BRIEF
Write out all of the records precisely. Skip anything that is a picture.

══ THE INPUT ══

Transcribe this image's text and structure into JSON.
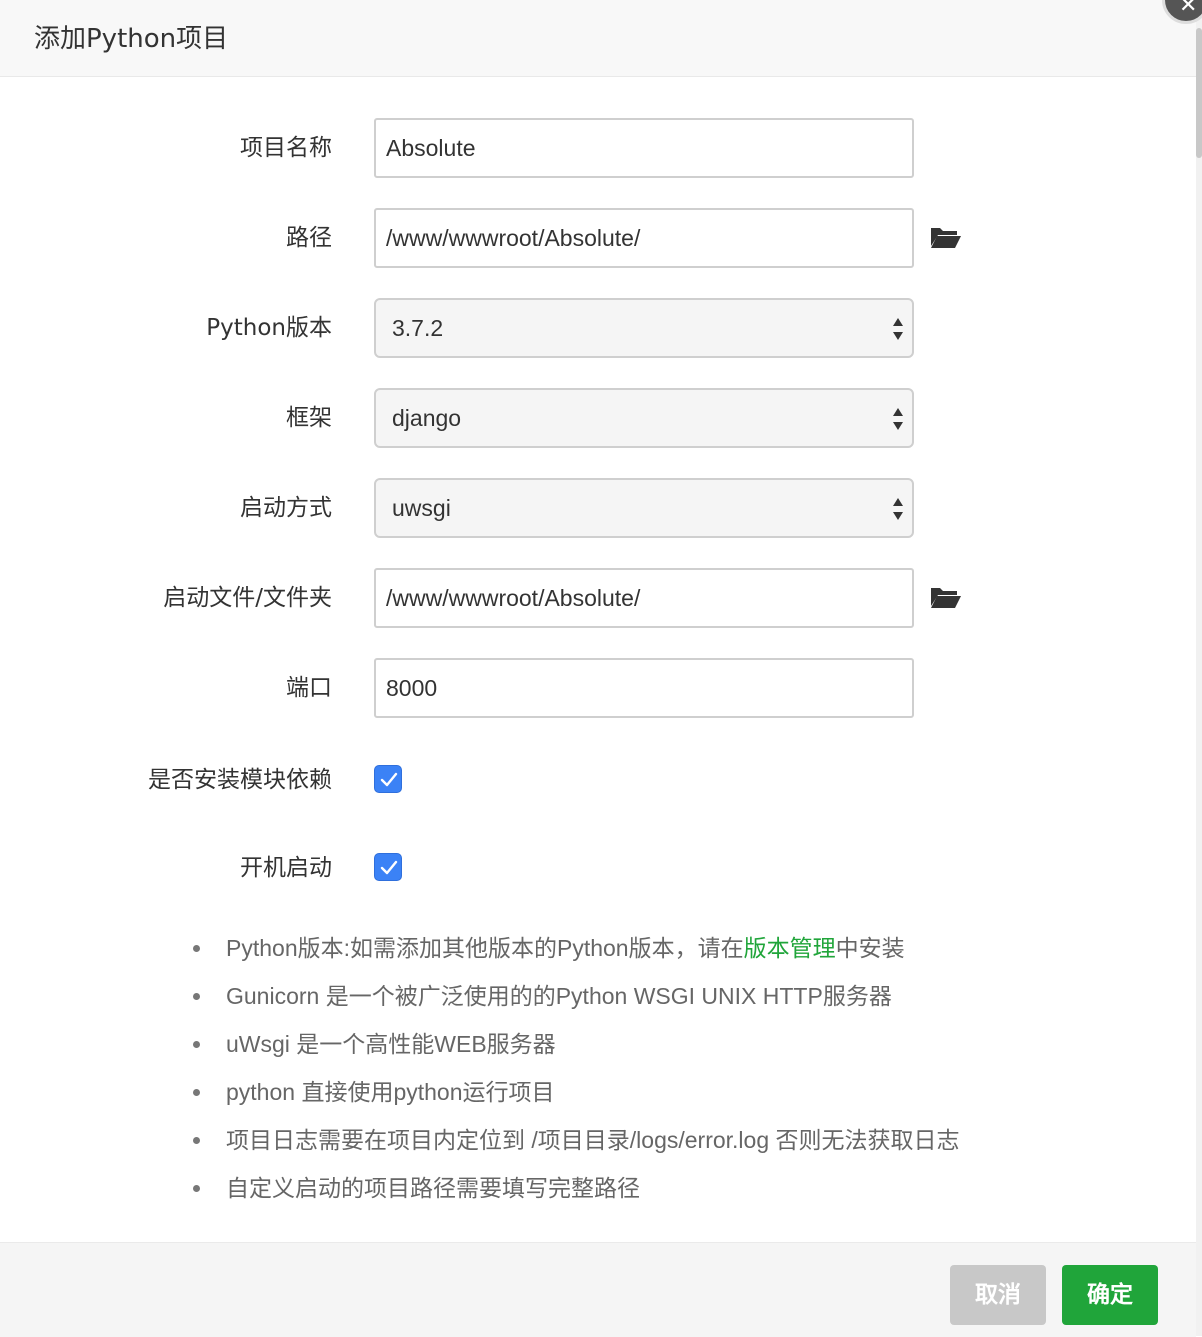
{
  "dialog": {
    "title": "添加Python项目"
  },
  "form": {
    "project_name": {
      "label": "项目名称",
      "value": "Absolute"
    },
    "path": {
      "label": "路径",
      "value": "/www/wwwroot/Absolute/"
    },
    "python_version": {
      "label": "Python版本",
      "value": "3.7.2"
    },
    "framework": {
      "label": "框架",
      "value": "django"
    },
    "start_method": {
      "label": "启动方式",
      "value": "uwsgi"
    },
    "start_file": {
      "label": "启动文件/文件夹",
      "value": "/www/wwwroot/Absolute/"
    },
    "port": {
      "label": "端口",
      "value": "8000"
    },
    "install_deps": {
      "label": "是否安装模块依赖",
      "checked": true
    },
    "autostart": {
      "label": "开机启动",
      "checked": true
    }
  },
  "notes": {
    "n1_prefix": "Python版本:如需添加其他版本的Python版本，请在",
    "n1_link": "版本管理",
    "n1_suffix": "中安装",
    "n2": "Gunicorn 是一个被广泛使用的的Python WSGI UNIX HTTP服务器",
    "n3": "uWsgi 是一个高性能WEB服务器",
    "n4": "python 直接使用python运行项目",
    "n5": "项目日志需要在项目内定位到 /项目目录/logs/error.log 否则无法获取日志",
    "n6": "自定义启动的项目路径需要填写完整路径"
  },
  "footer": {
    "cancel_label": "取消",
    "ok_label": "确定"
  },
  "colors": {
    "accent": "#20a53a",
    "checkbox": "#3b82f6",
    "cancel": "#c8c8c8"
  },
  "icons": {
    "folder": "folder-open-icon",
    "close": "close-icon",
    "select": "select-arrows-icon",
    "check": "checkmark-icon"
  }
}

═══

WRITTEN ANSWER
Transcribe this image's text and structure into JSON.
{
  "dialog": {
    "title": "添加Python项目"
  },
  "form": {
    "project_name": {
      "label": "项目名称",
      "value": "Absolute"
    },
    "path": {
      "label": "路径",
      "value": "/www/wwwroot/Absolute/"
    },
    "python_version": {
      "label": "Python版本",
      "value": "3.7.2"
    },
    "framework": {
      "label": "框架",
      "value": "django"
    },
    "start_method": {
      "label": "启动方式",
      "value": "uwsgi"
    },
    "start_file": {
      "label": "启动文件/文件夹",
      "value": "/www/wwwroot/Absolute/"
    },
    "port": {
      "label": "端口",
      "value": "8000"
    },
    "install_deps": {
      "label": "是否安装模块依赖",
      "checked": true
    },
    "autostart": {
      "label": "开机启动",
      "checked": true
    }
  },
  "notes": {
    "n1_prefix": "Python版本:如需添加其他版本的Python版本，请在",
    "n1_link": "版本管理",
    "n1_suffix": "中安装",
    "n2": "Gunicorn 是一个被广泛使用的的Python WSGI UNIX HTTP服务器",
    "n3": "uWsgi 是一个高性能WEB服务器",
    "n4": "python 直接使用python运行项目",
    "n5": "项目日志需要在项目内定位到 /项目目录/logs/error.log 否则无法获取日志",
    "n6": "自定义启动的项目路径需要填写完整路径"
  },
  "footer": {
    "cancel_label": "取消",
    "ok_label": "确定"
  },
  "colors": {
    "accent": "#20a53a",
    "checkbox": "#3b82f6",
    "cancel": "#c8c8c8"
  },
  "icons": {
    "folder": "folder-open-icon",
    "close": "close-icon",
    "select": "select-arrows-icon",
    "check": "checkmark-icon"
  }
}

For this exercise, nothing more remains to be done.